Another thing I learned from my journal this week was to take a step back sometimes. I’ve been putting in so much effort to form connections with people that I’ve hardly taken any time for myself lately. For the first time since the beginning of college, I allowed myself to cancel plans. Instead of going out, I went to bed early and got 11 hours of sleep for probably the first time in months. I hadn’t realized how much time I was putting into others until I decided to flip through my journal and reflect on my week as a whole. I realized that I had done something for someone else every single day of the week, yet I hadn’t done anything for myself. Taking this time to myself helped me reset my mind and be better prepared for the next time I went out with friends. I realized I was noticeably less tired and happier when taking a bit of time for myself. I wouldn’t have noticed this without the reflection I do by writing in my journal.

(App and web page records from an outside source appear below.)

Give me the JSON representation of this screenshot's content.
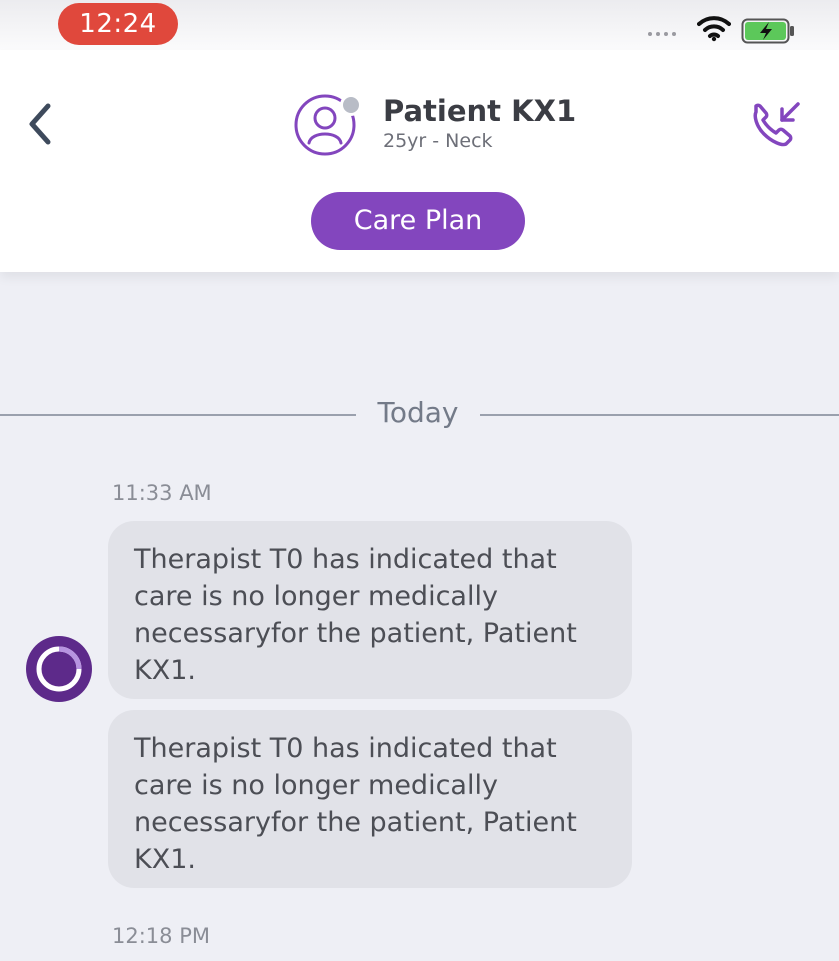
{
  "status_bar": {
    "time": "12:24"
  },
  "header": {
    "patient_name": "Patient KX1",
    "patient_details": "25yr - Neck",
    "care_plan_label": "Care Plan"
  },
  "chat": {
    "date_divider": "Today",
    "groups": [
      {
        "timestamp": "11:33 AM",
        "messages": [
          "Therapist T0 has indicated that care is no longer medically necessaryfor the patient, Patient KX1.",
          "Therapist T0 has indicated that care is no longer medically necessaryfor the patient, Patient KX1."
        ]
      },
      {
        "timestamp": "12:18 PM",
        "messages": []
      }
    ]
  },
  "icons": {
    "back": "chevron-left-icon",
    "avatar": "user-avatar-icon",
    "call": "incoming-call-icon",
    "wifi": "wifi-icon",
    "battery": "battery-charging-icon",
    "sender": "app-logo-icon"
  },
  "colors": {
    "accent": "#8346be",
    "status_time_pill": "#e0483c",
    "battery_fill": "#5cc85a",
    "chat_background": "#eeeff5",
    "bubble_background": "#e1e2e8"
  }
}
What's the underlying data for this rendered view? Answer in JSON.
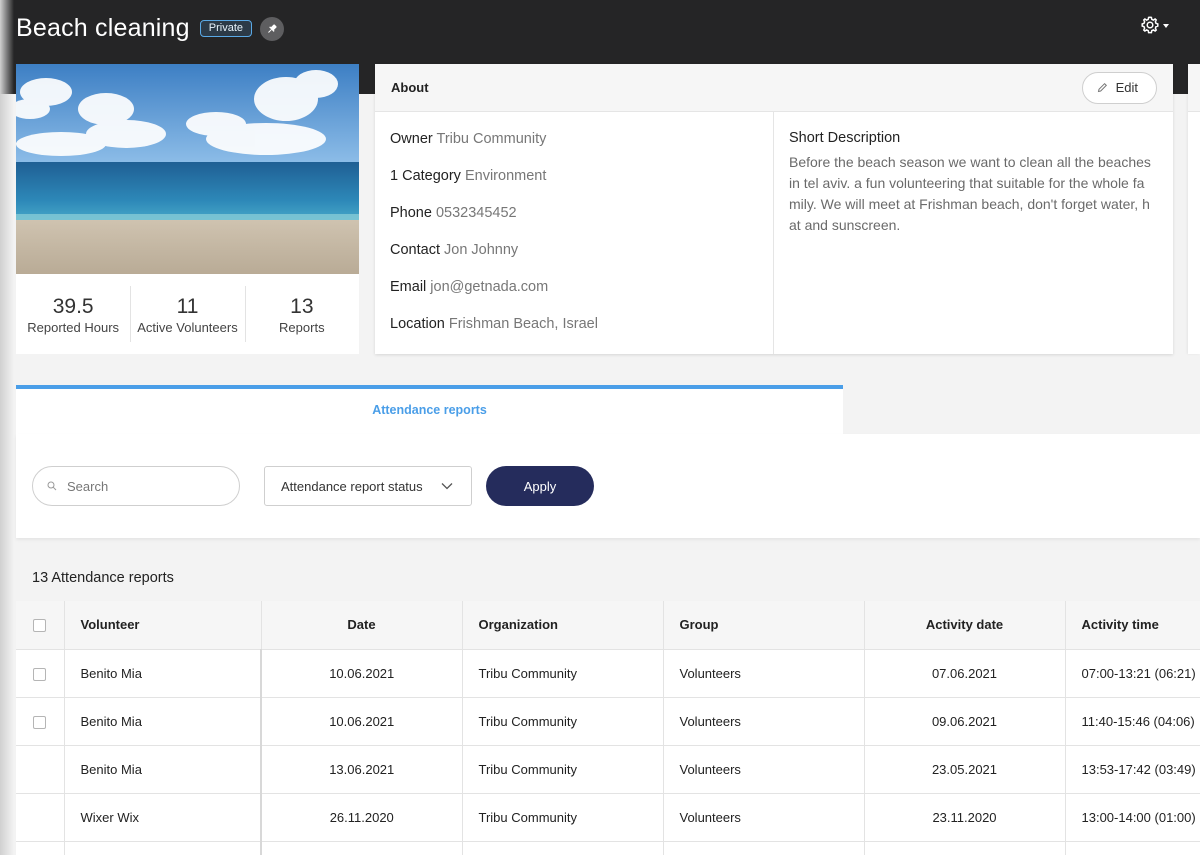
{
  "header": {
    "title": "Beach cleaning",
    "badge": "Private",
    "pin_icon": "pin-icon",
    "settings_icon": "gear-icon"
  },
  "stats": [
    {
      "value": "39.5",
      "label": "Reported Hours"
    },
    {
      "value": "11",
      "label": "Active Volunteers"
    },
    {
      "value": "13",
      "label": "Reports"
    }
  ],
  "about": {
    "title": "About",
    "edit_label": "Edit",
    "fields": [
      {
        "label": "Owner",
        "value": "Tribu Community"
      },
      {
        "label": "1 Category",
        "value": "Environment"
      },
      {
        "label": "Phone",
        "value": "0532345452"
      },
      {
        "label": "Contact",
        "value": "Jon Johnny"
      },
      {
        "label": "Email",
        "value": "jon@getnada.com"
      },
      {
        "label": "Location",
        "value": "Frishman Beach, Israel"
      }
    ],
    "short_description_title": "Short Description",
    "short_description": "Before the beach season we want to clean all the beaches in tel aviv. a fun volunteering that suitable for the whole family. We will meet at Frishman beach, don't forget water, hat and sunscreen."
  },
  "tabs": {
    "active": "Attendance reports"
  },
  "filters": {
    "search_placeholder": "Search",
    "status_label": "Attendance report status",
    "apply_label": "Apply"
  },
  "report_count": "13 Attendance reports",
  "table": {
    "columns": [
      "Volunteer",
      "Date",
      "Organization",
      "Group",
      "Activity date",
      "Activity time"
    ],
    "rows": [
      {
        "volunteer": "Benito Mia",
        "date": "10.06.2021",
        "organization": "Tribu Community",
        "group": "Volunteers",
        "activity_date": "07.06.2021",
        "activity_time": "07:00-13:21 (06:21)",
        "checkbox": true
      },
      {
        "volunteer": "Benito Mia",
        "date": "10.06.2021",
        "organization": "Tribu Community",
        "group": "Volunteers",
        "activity_date": "09.06.2021",
        "activity_time": "11:40-15:46 (04:06)",
        "checkbox": true
      },
      {
        "volunteer": "Benito Mia",
        "date": "13.06.2021",
        "organization": "Tribu Community",
        "group": "Volunteers",
        "activity_date": "23.05.2021",
        "activity_time": "13:53-17:42 (03:49)",
        "checkbox": false
      },
      {
        "volunteer": "Wixer Wix",
        "date": "26.11.2020",
        "organization": "Tribu Community",
        "group": "Volunteers",
        "activity_date": "23.11.2020",
        "activity_time": "13:00-14:00 (01:00)",
        "checkbox": false
      }
    ]
  },
  "colors": {
    "topbar": "#252526",
    "accent": "#4a9ee8",
    "apply_button": "#252c5c"
  }
}
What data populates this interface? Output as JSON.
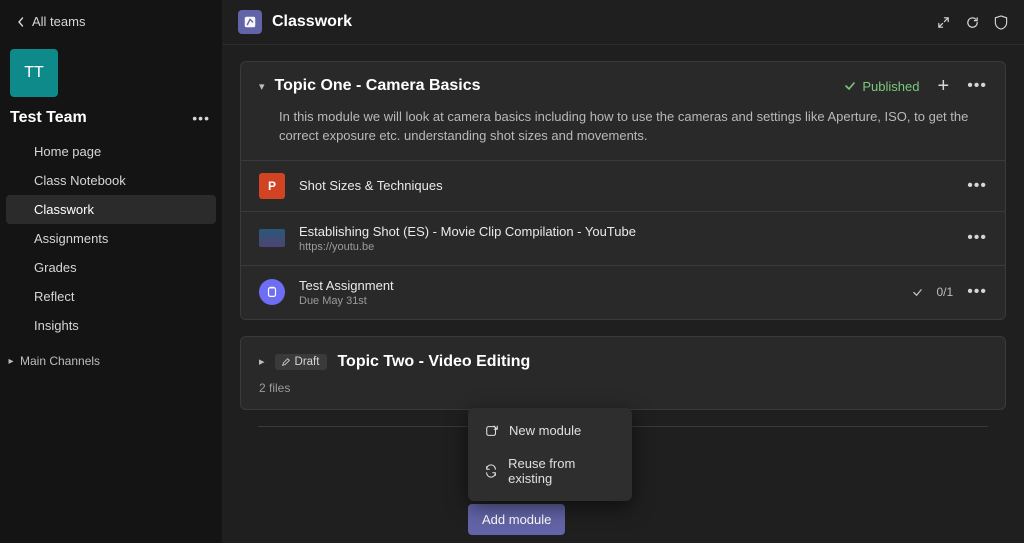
{
  "sidebar": {
    "all_teams": "All teams",
    "avatar_initials": "TT",
    "team_name": "Test Team",
    "nav": [
      {
        "label": "Home page"
      },
      {
        "label": "Class Notebook"
      },
      {
        "label": "Classwork"
      },
      {
        "label": "Assignments"
      },
      {
        "label": "Grades"
      },
      {
        "label": "Reflect"
      },
      {
        "label": "Insights"
      }
    ],
    "channels_label": "Main Channels"
  },
  "header": {
    "tab_title": "Classwork"
  },
  "topic_one": {
    "title": "Topic One - Camera Basics",
    "status": "Published",
    "description": "In this module we will look at camera basics including how to use the cameras and settings like Aperture, ISO, to get the correct exposure etc. understanding shot sizes and movements.",
    "item_ppt": {
      "title": "Shot Sizes & Techniques"
    },
    "item_yt": {
      "title": "Establishing Shot (ES) - Movie Clip Compilation - YouTube",
      "sub": "https://youtu.be"
    },
    "item_asgn": {
      "title": "Test Assignment",
      "sub": "Due May 31st",
      "progress": "0/1"
    }
  },
  "topic_two": {
    "draft_label": "Draft",
    "title": "Topic Two - Video Editing",
    "sub": "2 files"
  },
  "popup": {
    "new_module": "New module",
    "reuse": "Reuse from existing"
  },
  "add_module_label": "Add module"
}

Probably the most difficult lesson that arose from my journal was this: If people want to walk out of your life, let them — they probably weren’t a very good addition to your life anyway. If someone can turn around and leave completely quickly, they probably didn’t care for you very much. It was definitely hard to watch myself write those words down on paper because it made me realize that the only people we truly have are ourselves. As hard as that is to admit, it’s helpful in making us realize that it’s not our fault when someone leaves. Some people leave, but that’s okay because when you know how to be happy with yourself, the absence of other people does not have as much of an effect on you.
Overall, writing in my journal has led me to a lot of self-discovery and rediscovery. Without my journal, my brain would be a much more muddled space, and being able to get all my thoughts on paper really helps.